## TASK DETAILS
Find the lines below that contain the string "data". Copy each one.

***** PROVIDED ENTRIES *****

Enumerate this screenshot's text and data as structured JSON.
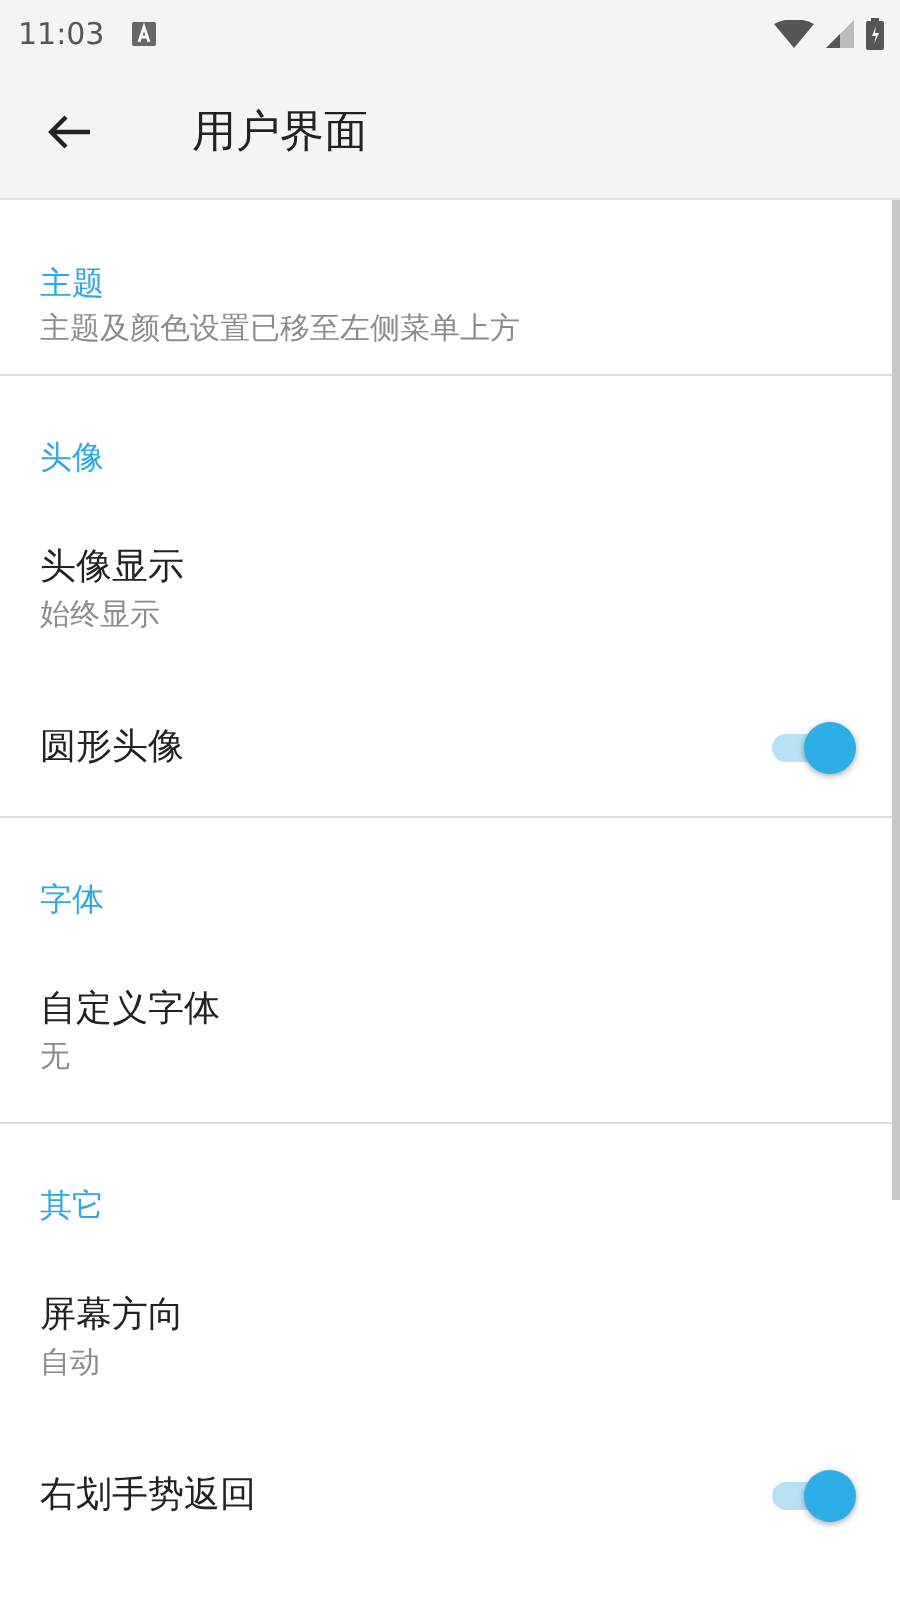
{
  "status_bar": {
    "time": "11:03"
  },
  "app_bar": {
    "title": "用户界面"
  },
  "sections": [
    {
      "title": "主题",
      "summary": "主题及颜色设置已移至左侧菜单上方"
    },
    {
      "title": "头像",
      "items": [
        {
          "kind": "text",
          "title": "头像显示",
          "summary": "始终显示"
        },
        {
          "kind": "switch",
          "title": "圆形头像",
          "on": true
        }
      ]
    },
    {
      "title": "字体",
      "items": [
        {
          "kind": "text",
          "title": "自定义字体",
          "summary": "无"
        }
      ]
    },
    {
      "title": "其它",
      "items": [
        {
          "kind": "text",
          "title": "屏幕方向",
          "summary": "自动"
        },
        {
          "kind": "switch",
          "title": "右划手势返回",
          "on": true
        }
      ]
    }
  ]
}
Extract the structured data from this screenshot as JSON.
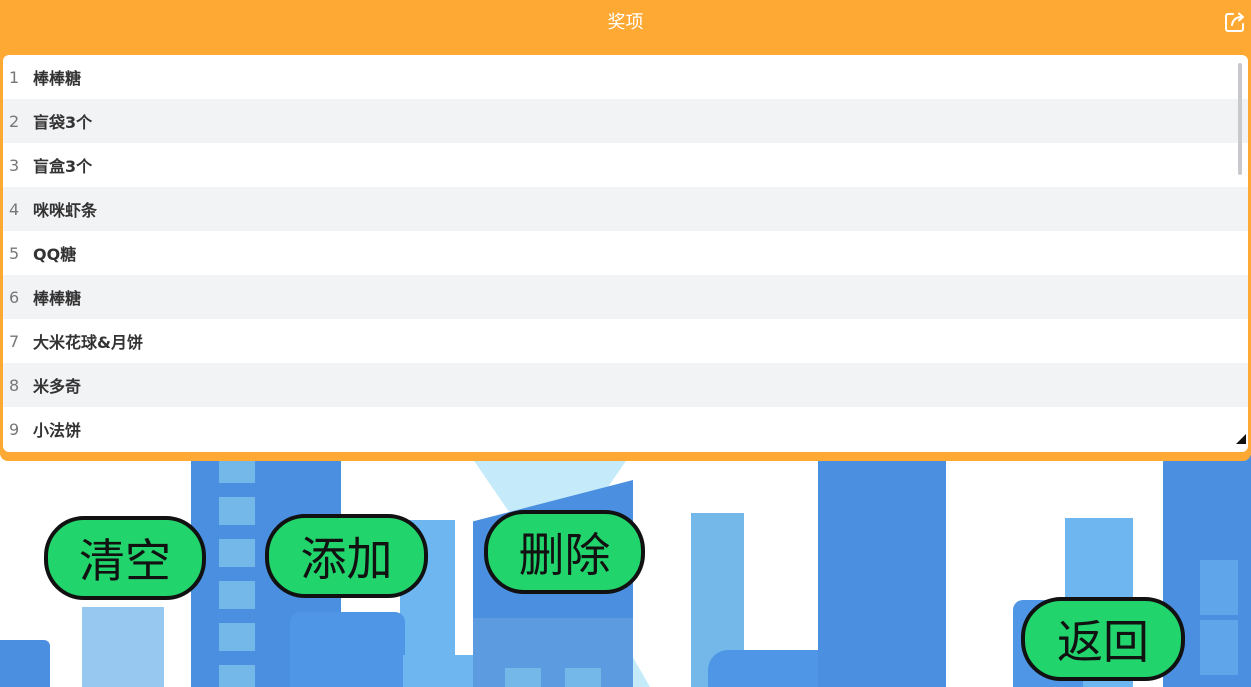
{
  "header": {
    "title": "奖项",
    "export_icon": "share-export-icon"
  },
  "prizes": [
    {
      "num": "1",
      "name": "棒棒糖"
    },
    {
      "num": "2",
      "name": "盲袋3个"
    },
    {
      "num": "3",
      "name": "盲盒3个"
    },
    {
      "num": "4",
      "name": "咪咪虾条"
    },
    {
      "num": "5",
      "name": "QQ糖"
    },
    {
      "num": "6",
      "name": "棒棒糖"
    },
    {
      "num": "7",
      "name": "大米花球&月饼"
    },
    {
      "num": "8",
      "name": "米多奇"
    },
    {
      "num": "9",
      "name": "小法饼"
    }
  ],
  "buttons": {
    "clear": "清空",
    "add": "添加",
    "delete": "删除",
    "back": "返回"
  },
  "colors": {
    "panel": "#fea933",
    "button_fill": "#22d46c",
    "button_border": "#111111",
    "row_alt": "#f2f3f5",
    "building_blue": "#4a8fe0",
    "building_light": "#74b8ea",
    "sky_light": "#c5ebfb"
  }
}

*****

## EXERCISE OUTPUT
Enumerate this screenshot's text and data as structured JSON.
Extract the structured data from this screenshot as JSON.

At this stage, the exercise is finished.